Friday, April 09, 2010
Different candidate? Najib will not risk it
There is intense lobbying for the Hulu Selangor seat in the MIC camp, with sources claiming that there are those “jumping over” its president S Samy Vellu.
Many names have cropped up over the past week, with some saying that it would be Hulu Selangor MIC Youth chief V Mugilan or perhaps even the party's information chief P Kamalanathan.
On Wednesday, party sources claimed that MIC deputy president G Palanivel, the party's original nominee, had been dropped because of opposition from various quarters.
Prime Minister Najib Tun Razak added more coal to the furnace of speculation, when he said that he would decide on the candidate. He, however, confirmed that the seat would be given to MIC.
Should the prime minister, who is also the Barisan Nasional chairman, opt for someone else, it would be a blow for both the president and deputy president of MIC.
Observers told FMT that Najib would not risk shaming the two veterans.
A reminder for Samy Vellu
According to them, the prime minister's remark did not hint that he had another name in mind but rather to drive home the point, especially to Samy Vellu, on who the boss is.
The MIC president had ruffled feathers when he jumped the gun by naming Palanivel as the candidate, when it is the BN chairman who has the final say on this, a day after the Hulu Selangor incumbent Zainal Abidin Ahmad died.

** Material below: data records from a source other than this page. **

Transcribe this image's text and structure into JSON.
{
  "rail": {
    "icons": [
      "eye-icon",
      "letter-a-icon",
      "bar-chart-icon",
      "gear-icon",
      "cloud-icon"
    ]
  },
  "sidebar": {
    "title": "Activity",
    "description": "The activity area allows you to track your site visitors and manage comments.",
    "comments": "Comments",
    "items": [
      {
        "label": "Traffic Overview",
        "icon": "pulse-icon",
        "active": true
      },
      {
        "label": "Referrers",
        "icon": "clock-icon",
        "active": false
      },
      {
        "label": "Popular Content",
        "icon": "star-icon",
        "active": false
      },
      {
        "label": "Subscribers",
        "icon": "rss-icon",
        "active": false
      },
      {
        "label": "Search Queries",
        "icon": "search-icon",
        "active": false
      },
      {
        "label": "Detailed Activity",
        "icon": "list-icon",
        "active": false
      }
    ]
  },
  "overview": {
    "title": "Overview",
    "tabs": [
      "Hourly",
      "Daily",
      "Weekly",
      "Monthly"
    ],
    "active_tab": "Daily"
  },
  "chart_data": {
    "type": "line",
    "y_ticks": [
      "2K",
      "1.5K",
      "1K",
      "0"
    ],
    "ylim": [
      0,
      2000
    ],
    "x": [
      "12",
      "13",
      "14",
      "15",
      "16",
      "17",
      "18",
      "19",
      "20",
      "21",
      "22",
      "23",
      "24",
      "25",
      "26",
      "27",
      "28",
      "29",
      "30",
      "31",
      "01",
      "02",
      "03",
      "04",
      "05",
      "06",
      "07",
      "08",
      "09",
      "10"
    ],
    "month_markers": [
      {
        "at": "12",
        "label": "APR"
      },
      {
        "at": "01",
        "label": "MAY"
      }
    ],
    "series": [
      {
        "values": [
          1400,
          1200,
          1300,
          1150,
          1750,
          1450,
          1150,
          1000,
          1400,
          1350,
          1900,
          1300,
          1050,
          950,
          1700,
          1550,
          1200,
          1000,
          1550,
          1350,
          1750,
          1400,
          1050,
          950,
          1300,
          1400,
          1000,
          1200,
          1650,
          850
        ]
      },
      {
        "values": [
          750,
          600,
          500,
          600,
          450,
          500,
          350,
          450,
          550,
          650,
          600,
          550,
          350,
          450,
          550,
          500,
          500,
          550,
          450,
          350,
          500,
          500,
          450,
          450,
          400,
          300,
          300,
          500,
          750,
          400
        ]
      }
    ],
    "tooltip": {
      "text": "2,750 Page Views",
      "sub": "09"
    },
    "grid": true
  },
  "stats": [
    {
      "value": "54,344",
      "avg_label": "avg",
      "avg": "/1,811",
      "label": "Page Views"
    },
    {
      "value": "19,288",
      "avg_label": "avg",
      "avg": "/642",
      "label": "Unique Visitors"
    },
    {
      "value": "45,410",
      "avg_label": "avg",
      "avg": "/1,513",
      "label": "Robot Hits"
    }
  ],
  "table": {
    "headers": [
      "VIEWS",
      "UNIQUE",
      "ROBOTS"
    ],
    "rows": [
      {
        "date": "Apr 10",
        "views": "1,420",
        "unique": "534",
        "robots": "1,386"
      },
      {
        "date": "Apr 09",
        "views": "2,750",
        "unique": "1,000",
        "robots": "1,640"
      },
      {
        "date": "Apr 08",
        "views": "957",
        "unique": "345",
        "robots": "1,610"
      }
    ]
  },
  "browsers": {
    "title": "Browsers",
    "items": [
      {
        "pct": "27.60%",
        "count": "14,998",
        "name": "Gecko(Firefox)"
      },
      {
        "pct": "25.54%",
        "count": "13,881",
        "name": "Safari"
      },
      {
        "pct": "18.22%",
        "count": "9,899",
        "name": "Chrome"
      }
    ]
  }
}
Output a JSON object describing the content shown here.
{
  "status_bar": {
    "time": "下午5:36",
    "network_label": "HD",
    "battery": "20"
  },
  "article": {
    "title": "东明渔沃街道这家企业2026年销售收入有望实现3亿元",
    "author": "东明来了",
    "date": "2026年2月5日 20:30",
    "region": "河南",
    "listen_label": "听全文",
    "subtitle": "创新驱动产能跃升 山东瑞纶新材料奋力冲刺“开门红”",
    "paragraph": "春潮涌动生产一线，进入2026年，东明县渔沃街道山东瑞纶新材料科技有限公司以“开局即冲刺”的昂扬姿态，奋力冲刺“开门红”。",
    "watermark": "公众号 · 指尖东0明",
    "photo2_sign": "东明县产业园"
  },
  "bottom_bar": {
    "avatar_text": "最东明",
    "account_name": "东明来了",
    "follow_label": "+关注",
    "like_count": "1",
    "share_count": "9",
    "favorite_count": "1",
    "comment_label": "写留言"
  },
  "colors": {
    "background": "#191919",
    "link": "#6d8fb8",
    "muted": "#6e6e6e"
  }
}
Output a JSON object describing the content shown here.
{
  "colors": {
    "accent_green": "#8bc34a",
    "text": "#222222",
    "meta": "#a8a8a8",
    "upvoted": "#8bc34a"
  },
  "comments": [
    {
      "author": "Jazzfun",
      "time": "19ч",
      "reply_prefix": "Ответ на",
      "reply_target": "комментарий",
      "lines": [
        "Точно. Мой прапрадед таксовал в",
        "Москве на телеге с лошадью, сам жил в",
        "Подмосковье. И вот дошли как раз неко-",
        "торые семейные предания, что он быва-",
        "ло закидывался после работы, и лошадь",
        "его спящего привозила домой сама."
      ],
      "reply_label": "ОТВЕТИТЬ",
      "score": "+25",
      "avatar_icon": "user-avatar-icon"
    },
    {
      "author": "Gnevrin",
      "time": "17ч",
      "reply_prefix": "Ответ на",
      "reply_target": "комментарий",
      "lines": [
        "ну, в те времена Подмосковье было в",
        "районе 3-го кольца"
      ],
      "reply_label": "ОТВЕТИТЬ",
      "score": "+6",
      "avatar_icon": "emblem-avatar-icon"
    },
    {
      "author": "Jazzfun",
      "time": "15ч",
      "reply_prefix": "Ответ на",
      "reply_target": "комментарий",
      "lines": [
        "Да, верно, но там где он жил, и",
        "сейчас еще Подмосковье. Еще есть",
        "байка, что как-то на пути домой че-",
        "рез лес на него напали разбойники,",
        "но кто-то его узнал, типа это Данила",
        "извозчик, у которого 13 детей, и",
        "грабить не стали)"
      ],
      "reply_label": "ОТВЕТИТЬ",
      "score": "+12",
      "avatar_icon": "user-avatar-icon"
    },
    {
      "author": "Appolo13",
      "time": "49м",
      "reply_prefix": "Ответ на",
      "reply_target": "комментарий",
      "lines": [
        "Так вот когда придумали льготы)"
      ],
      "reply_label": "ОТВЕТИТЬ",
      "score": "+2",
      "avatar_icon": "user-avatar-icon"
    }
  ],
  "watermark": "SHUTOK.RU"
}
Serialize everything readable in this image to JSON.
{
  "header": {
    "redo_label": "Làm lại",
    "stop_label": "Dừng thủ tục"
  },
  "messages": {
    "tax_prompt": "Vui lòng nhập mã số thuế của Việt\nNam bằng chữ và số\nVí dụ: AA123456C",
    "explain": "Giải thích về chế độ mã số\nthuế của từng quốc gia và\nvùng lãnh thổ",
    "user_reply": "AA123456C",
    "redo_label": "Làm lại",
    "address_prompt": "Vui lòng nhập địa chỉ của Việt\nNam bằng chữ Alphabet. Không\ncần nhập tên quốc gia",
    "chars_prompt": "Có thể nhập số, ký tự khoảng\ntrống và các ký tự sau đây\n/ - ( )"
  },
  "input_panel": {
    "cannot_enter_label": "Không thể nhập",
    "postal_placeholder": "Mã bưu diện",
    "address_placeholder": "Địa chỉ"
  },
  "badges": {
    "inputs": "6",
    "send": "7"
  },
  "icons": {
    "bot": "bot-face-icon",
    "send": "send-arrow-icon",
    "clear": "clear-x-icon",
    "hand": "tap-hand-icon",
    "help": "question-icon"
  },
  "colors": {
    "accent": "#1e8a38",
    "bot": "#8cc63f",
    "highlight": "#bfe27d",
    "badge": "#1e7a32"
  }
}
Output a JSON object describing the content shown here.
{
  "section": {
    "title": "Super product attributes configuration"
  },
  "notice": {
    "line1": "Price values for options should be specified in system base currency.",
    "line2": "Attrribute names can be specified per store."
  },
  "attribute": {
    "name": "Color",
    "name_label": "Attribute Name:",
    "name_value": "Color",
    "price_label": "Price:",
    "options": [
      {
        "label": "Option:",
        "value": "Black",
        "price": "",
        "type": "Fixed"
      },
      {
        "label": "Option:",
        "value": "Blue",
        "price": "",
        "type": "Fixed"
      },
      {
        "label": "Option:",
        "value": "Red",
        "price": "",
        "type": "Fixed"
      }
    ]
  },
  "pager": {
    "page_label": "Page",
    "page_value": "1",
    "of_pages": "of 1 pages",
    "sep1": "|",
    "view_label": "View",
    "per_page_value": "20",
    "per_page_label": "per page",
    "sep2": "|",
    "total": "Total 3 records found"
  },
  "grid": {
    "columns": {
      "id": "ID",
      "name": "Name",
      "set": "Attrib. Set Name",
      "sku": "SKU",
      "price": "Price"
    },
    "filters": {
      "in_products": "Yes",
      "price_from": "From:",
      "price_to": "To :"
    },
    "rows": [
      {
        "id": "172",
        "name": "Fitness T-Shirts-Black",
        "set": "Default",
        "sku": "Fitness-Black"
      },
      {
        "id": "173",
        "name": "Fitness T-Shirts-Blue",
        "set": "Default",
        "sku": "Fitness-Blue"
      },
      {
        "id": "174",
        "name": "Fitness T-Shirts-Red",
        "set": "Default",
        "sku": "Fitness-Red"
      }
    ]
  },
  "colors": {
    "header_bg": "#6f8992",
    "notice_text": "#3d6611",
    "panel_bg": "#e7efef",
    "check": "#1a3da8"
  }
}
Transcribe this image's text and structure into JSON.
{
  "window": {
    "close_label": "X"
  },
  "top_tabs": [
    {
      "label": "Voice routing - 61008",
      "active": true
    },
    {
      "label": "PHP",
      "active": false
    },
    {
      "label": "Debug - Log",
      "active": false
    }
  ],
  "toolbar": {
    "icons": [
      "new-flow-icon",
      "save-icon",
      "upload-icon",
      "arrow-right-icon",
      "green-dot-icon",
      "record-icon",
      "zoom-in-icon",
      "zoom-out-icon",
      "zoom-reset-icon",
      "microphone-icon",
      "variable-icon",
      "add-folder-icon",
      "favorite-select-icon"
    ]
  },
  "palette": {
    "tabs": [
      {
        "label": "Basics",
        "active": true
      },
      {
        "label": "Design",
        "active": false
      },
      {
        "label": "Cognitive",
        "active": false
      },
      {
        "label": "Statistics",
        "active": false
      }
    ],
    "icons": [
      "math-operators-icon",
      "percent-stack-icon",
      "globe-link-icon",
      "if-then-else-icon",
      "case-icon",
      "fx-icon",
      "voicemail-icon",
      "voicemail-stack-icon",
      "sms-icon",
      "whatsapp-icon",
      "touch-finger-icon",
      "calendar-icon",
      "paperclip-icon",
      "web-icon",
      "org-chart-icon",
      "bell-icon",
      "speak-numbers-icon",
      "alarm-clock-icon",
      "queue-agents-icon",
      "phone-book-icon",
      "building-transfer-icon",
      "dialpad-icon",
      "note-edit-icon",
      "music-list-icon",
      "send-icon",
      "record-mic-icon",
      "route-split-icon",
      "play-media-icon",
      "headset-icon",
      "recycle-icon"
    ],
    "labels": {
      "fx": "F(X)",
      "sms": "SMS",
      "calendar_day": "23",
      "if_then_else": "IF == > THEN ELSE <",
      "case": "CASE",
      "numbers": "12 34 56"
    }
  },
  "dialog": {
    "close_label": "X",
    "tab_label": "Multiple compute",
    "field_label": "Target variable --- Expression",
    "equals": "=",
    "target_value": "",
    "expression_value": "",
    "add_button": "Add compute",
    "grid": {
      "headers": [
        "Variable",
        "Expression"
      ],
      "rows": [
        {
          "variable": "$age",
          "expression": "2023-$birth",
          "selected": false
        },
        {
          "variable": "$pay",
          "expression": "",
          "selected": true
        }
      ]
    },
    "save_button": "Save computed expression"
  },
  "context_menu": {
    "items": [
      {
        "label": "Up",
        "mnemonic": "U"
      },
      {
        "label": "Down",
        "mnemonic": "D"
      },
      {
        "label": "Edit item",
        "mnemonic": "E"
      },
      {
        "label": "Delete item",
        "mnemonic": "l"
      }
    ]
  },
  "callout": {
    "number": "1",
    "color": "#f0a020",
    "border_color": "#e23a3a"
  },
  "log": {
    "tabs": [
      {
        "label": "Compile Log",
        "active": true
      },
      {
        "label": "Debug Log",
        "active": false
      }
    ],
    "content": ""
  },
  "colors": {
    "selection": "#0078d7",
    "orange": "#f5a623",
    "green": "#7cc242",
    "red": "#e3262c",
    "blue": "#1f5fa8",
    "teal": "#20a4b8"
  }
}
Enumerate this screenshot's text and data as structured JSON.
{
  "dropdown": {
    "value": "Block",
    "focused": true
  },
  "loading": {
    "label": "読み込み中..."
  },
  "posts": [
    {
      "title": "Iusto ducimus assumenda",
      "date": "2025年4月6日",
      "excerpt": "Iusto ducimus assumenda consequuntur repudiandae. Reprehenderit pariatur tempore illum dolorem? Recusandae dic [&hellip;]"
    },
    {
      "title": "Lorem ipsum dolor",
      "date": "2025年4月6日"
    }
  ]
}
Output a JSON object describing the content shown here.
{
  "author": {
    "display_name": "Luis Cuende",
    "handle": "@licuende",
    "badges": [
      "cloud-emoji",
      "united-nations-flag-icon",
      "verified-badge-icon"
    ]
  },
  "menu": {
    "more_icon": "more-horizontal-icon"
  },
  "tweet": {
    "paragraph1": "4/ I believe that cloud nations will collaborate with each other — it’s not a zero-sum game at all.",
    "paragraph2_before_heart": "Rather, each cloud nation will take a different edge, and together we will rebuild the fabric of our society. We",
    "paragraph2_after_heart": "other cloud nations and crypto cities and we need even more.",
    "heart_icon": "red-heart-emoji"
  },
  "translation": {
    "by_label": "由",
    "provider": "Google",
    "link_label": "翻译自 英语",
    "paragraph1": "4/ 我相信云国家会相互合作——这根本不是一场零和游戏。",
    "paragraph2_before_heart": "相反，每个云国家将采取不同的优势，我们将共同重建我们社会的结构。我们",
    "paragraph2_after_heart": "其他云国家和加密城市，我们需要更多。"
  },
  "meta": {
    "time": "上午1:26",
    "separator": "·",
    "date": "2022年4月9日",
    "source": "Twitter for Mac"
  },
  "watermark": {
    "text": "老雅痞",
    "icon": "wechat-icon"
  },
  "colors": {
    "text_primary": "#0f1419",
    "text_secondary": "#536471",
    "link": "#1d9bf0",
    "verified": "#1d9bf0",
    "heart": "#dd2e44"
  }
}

This is a crucial by-election for Najib since he is the Selangor Umno chief, and irking Samy Vellu and Palanivel would be like playing Russian roulette.
“We all know how Samy Vellu is. In political years, he was an adult when Najib was still in his diapers. So he would not take it lying down.
“Even during last year's MIC election, when Najib openly urged the delegates to vote for change, they stuck to the president's line-up,” pointed out one insider.
It is an open secret that Najib has increasingly alienated Samy Vellu based on the belief that the further he moves from the MIC president, the closer the Indian community would come to BN.
And it is a known fact that support for MIC and its president of three decades had dwindled in the face of mounting allegations.
'Umno taking over MIC' perception
Agreeing that the prime minister would be treading on thin ice by humiliating Samy Vellu and Palanivel, another insider noted that the 73-year-old MIC president still commands a cult following.
“He is like the Godfather to many in his party. They may grumble in the background and plot his downfall, but at the end of the day, they'll kiss his hand and do his bidding,” he said.
“So if Najib names another candidate, there would be protest votes and the MIC machinery would grind to a halt.
“It would open up a pandora's box, with some seeing it as Umno having usurped the leadership role in MIC, the implications of which would reveberate until the next general election,” he added.
In view of this, the insider stressed that Palanivel would eventually be named as the BN candidate come April 15.
Furthermore, he noted that Palanivel, given the misgivings of certain quarters, is a well-known figure in the constituency and has his own support base.
He is also said to share a good rapport with Najib and his deputy Muhyiddin Yassin.
Palanivel held the seat for four terms until the 2008 general election, when he was defeated by a razor-thin majority of 198 votes.
Election paraphernalia being printed
Meanwhile, an Umno source claimed that the party's local leaders have been informed that Palanivel is the candidate and have been instructed to give their full support.
“As for Mugilan, he is viewed as too young and untested material. The same applies for Kamalanathan, who is not from Hulu Selangor," said the source.
FMT also learnt that printing of election paraphernalia with Palanivel's photograph as the candidate is currently in the works.
The Hulu Selangor parliamentary seat, at one time considered to be a BN stronghold, is a Malay-majority semi-urban seat.
The constituency has about 63,000 voters, with Malays constituting 52.17 percent or 33,961 of them. Chinese make up 26.1 percent or 16,915 voters, Indians (19 percent or 12,549) while others (2.2 percent or 1,437). The seat has about 1,000 Orang Asli voters as well.